*YOUR INSTRUCTIONS*
Search the entries for the word "http" and pull out each line that has it.

(Component data from apps and pages)
>>>

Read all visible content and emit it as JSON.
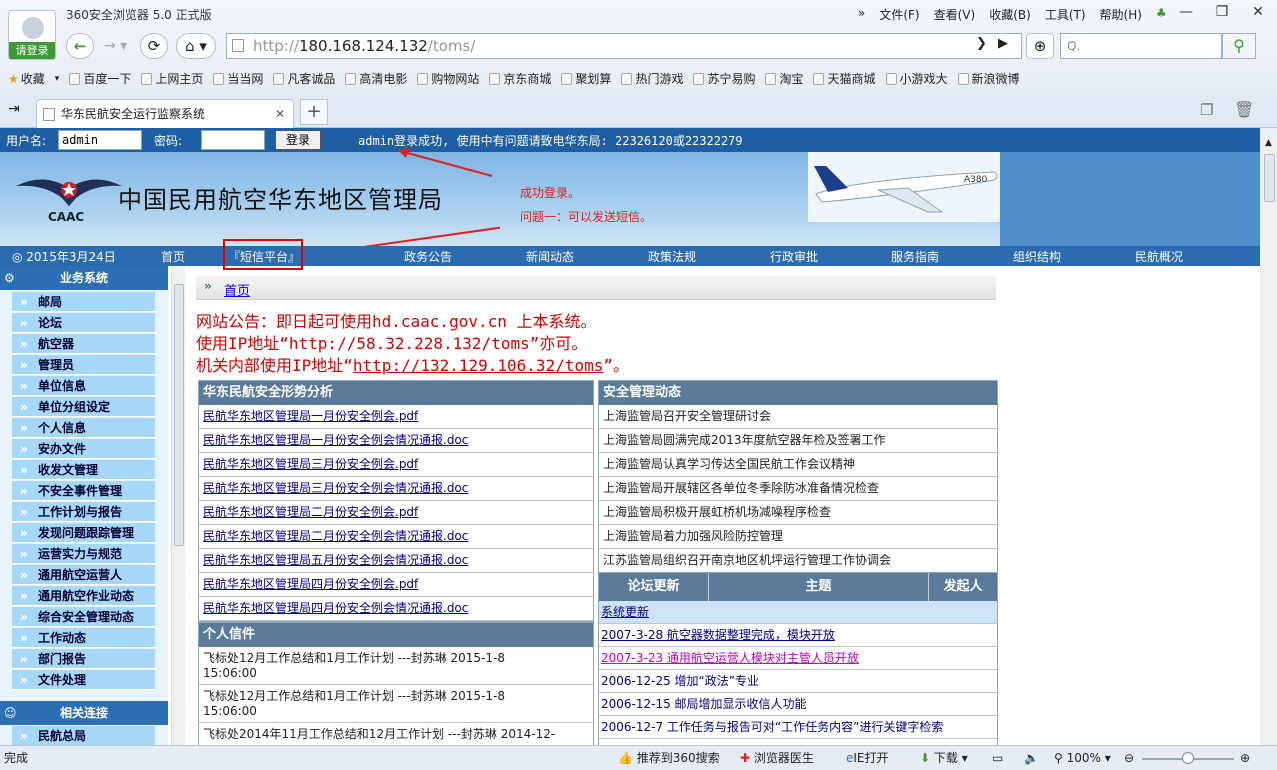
{
  "browser": {
    "title": "360安全浏览器 5.0 正式版",
    "login_label": "请登录",
    "menu": [
      "文件(F)",
      "查看(V)",
      "收藏(B)",
      "工具(T)",
      "帮助(H)"
    ],
    "url_prefix": "http://",
    "url_host": "180.168.124.132",
    "url_path": "/toms/",
    "search_placeholder": "Q.",
    "favorites_label": "收藏",
    "bookmarks": [
      "百度一下",
      "上网主页",
      "当当网",
      "凡客诚品",
      "高清电影",
      "购物网站",
      "京东商城",
      "聚划算",
      "热门游戏",
      "苏宁易购",
      "淘宝",
      "天猫商城",
      "小游戏大",
      "新浪微博"
    ],
    "tab_title": "华东民航安全运行监察系统",
    "tab_add": "+",
    "tab_close": "✕"
  },
  "loginbar": {
    "username_label": "用户名:",
    "username_value": "admin",
    "password_label": "密码:",
    "login_button": "登录",
    "message": "admin登录成功, 使用中有问题请致电华东局: 22326120或22322279"
  },
  "banner": {
    "title": "中国民用航空华东地区管理局",
    "logo_text": "CAAC",
    "plane_text": "A380"
  },
  "annotations": {
    "note1": "成功登录。",
    "note2": "问题一：可以发送短信。"
  },
  "nav": {
    "date": "◎ 2015年3月24日",
    "items": [
      "首页",
      "『短信平台』",
      "政务公告",
      "新闻动态",
      "政策法规",
      "行政审批",
      "服务指南",
      "组织结构",
      "民航概况"
    ]
  },
  "sidebar": {
    "header": "业务系统",
    "items": [
      "邮局",
      "论坛",
      "航空器",
      "管理员",
      "单位信息",
      "单位分组设定",
      "个人信息",
      "安办文件",
      "收发文管理",
      "不安全事件管理",
      "工作计划与报告",
      "发现问题跟踪管理",
      "运营实力与规范",
      "通用航空运营人",
      "通用航空作业动态",
      "综合安全管理动态",
      "工作动态",
      "部门报告",
      "文件处理"
    ],
    "header2": "相关连接",
    "links": [
      "民航总局"
    ]
  },
  "breadcrumb": "首页",
  "notices": [
    "网站公告：即日起可使用hd.caac.gov.cn 上本系统。",
    "使用IP地址“http://58.32.228.132/toms”亦可。"
  ],
  "notice3_prefix": "机关内部使用IP地址“",
  "notice3_link": "http://132.129.106.32/toms",
  "notice3_suffix": "”。",
  "safety_analysis": {
    "title": "华东民航安全形势分析",
    "items": [
      "民航华东地区管理局一月份安全例会.pdf",
      "民航华东地区管理局一月份安全例会情况通报.doc",
      "民航华东地区管理局三月份安全例会.pdf",
      "民航华东地区管理局三月份安全例会情况通报.doc",
      "民航华东地区管理局二月份安全例会.pdf",
      "民航华东地区管理局二月份安全例会情况通报.doc",
      "民航华东地区管理局五月份安全例会情况通报.doc",
      "民航华东地区管理局四月份安全例会.pdf",
      "民航华东地区管理局四月份安全例会情况通报.doc"
    ]
  },
  "personal_mail": {
    "title": "个人信件",
    "items": [
      {
        "line1": "飞标处12月工作总结和1月工作计划 ---封苏琳 2015-1-8",
        "line2": "15:06:00"
      },
      {
        "line1": "飞标处12月工作总结和1月工作计划 ---封苏琳 2015-1-8",
        "line2": "15:06:00"
      },
      {
        "line1": "飞标处2014年11月工作总结和12月工作计划 ---封苏琳 2014-12-",
        "line2": ""
      }
    ]
  },
  "safety_news": {
    "title": "安全管理动态",
    "items": [
      "上海监管局召开安全管理研讨会",
      "上海监管局圆满完成2013年度航空器年检及签署工作",
      "上海监管局认真学习传达全国民航工作会议精神",
      "上海监管局开展辖区各单位冬季除防冰准备情况检查",
      "上海监管局积极开展虹桥机场减噪程序检查",
      "上海监管局着力加强风险防控管理",
      "江苏监管局组织召开南京地区机坪运行管理工作协调会"
    ]
  },
  "forum": {
    "columns": [
      "论坛更新",
      "主题",
      "发起人"
    ],
    "first": "系统更新",
    "items": [
      "2007-3-28 航空器数据整理完成，模块开放",
      "2007-3-23 通用航空运营人模块对主管人员开放",
      "2006-12-25 增加“政法”专业",
      "2006-12-15 邮局增加显示收信人功能",
      "2006-12-7 工作任务与报告可对“工作任务内容”进行关键字检索"
    ]
  },
  "status": {
    "left": "完成",
    "recommend": "推荐到360搜索",
    "doctor": "浏览器医生",
    "ie": "IE打开",
    "download": "下载",
    "zoom": "100%"
  }
}
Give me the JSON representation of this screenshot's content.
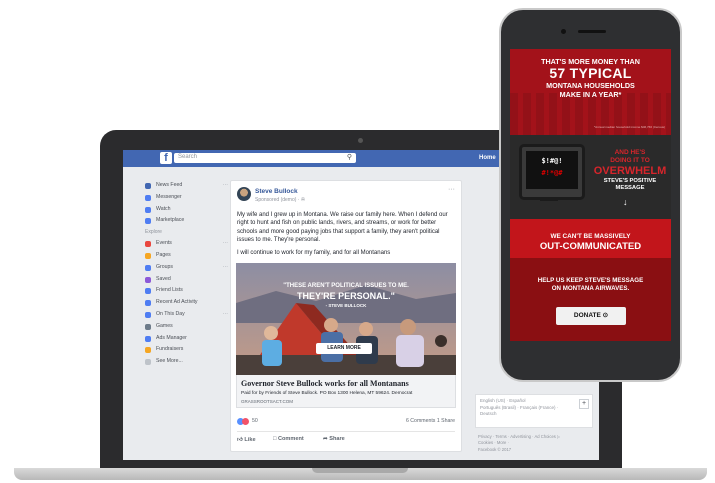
{
  "facebook": {
    "search_placeholder": "Search",
    "home_label": "Home",
    "logo_letter": "f"
  },
  "sidebar": {
    "items": [
      {
        "label": "News Feed",
        "icon": "news-feed-icon",
        "color": "#4267b2"
      },
      {
        "label": "Messenger",
        "icon": "messenger-icon",
        "color": "#4f7df2"
      },
      {
        "label": "Watch",
        "icon": "watch-icon",
        "color": "#4f7df2"
      },
      {
        "label": "Marketplace",
        "icon": "marketplace-icon",
        "color": "#4f7df2"
      }
    ],
    "explore_label": "Explore",
    "explore_items": [
      {
        "label": "Events",
        "icon": "events-icon",
        "color": "#e9473f"
      },
      {
        "label": "Pages",
        "icon": "pages-icon",
        "color": "#f5a623"
      },
      {
        "label": "Groups",
        "icon": "groups-icon",
        "color": "#4f7df2"
      },
      {
        "label": "Saved",
        "icon": "saved-icon",
        "color": "#8c59d8"
      },
      {
        "label": "Friend Lists",
        "icon": "friend-lists-icon",
        "color": "#4f7df2"
      },
      {
        "label": "Recent Ad Activity",
        "icon": "ad-activity-icon",
        "color": "#4f7df2"
      },
      {
        "label": "On This Day",
        "icon": "on-this-day-icon",
        "color": "#4f7df2"
      },
      {
        "label": "Games",
        "icon": "games-icon",
        "color": "#6d7b8a"
      },
      {
        "label": "Ads Manager",
        "icon": "ads-manager-icon",
        "color": "#4f7df2"
      },
      {
        "label": "Fundraisers",
        "icon": "fundraisers-icon",
        "color": "#f5a623"
      }
    ],
    "see_more": "See More..."
  },
  "post": {
    "author": "Steve Bullock",
    "sponsored": "Sponsored (demo) · ✇",
    "paragraph1": "My wife and I grew up in Montana. We raise our family here. When I defend our right to hunt and fish on public lands, rivers, and streams, or work for better schools and more good paying jobs that support a family, they aren't political issues to me. They're personal.",
    "paragraph2": "I will continue to work for my family, and for all Montanans",
    "image_quote_1": "\"THESE AREN'T POLITICAL ISSUES TO ME.",
    "image_quote_2": "THEY'RE PERSONAL.\"",
    "image_attribution": "- STEVE BULLOCK",
    "learn_more": "LEARN MORE",
    "headline": "Governor Steve Bullock works for all Montanans",
    "paid_for": "Paid for by Friends of Steve Bullock. PO Box 1300 Helena, MT 59624. Democrat",
    "domain": "GRASSROOTSACT.COM",
    "reaction_count": "50",
    "comments_shares": "6 Comments  1 Share",
    "like": "Like",
    "comment": "Comment",
    "share": "Share"
  },
  "rightcol": {
    "languages_1": "English (US) · Español",
    "languages_2": "Português (Brasil) · Français (France) ·",
    "languages_3": "Deutsch",
    "footer_1": "Privacy · Terms · Advertising · Ad Choices ▷",
    "footer_2": "Cookies · More ·",
    "footer_3": "Facebook © 2017"
  },
  "mobile_ad": {
    "line1": "THAT'S MORE MONEY THAN",
    "line2": "57 TYPICAL",
    "line3": "MONTANA HOUSEHOLDS",
    "line4": "MAKE IN A YEAR*",
    "footnote": "*Annual median household income $46,766 (Census)",
    "tv_text_1": "$!#@!",
    "tv_text_2": "#!*@#",
    "right1": "AND HE'S",
    "right2": "DOING IT TO",
    "right3": "OVERWHELM",
    "right4": "STEVE'S POSITIVE",
    "right5": "MESSAGE",
    "we_cant": "WE CAN'T BE MASSIVELY",
    "out_communicated": "OUT-COMMUNICATED",
    "help1": "HELP US KEEP STEVE'S MESSAGE",
    "help2": "ON MONTANA AIRWAVES.",
    "donate": "DONATE ⊙"
  }
}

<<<

*THE ANSWER*
    "url_prefix": "http://",
    "使用IP地址“http://58.32.228.132/toms”亦可。"
  "notice3_link": "http://132.129.106.32/toms",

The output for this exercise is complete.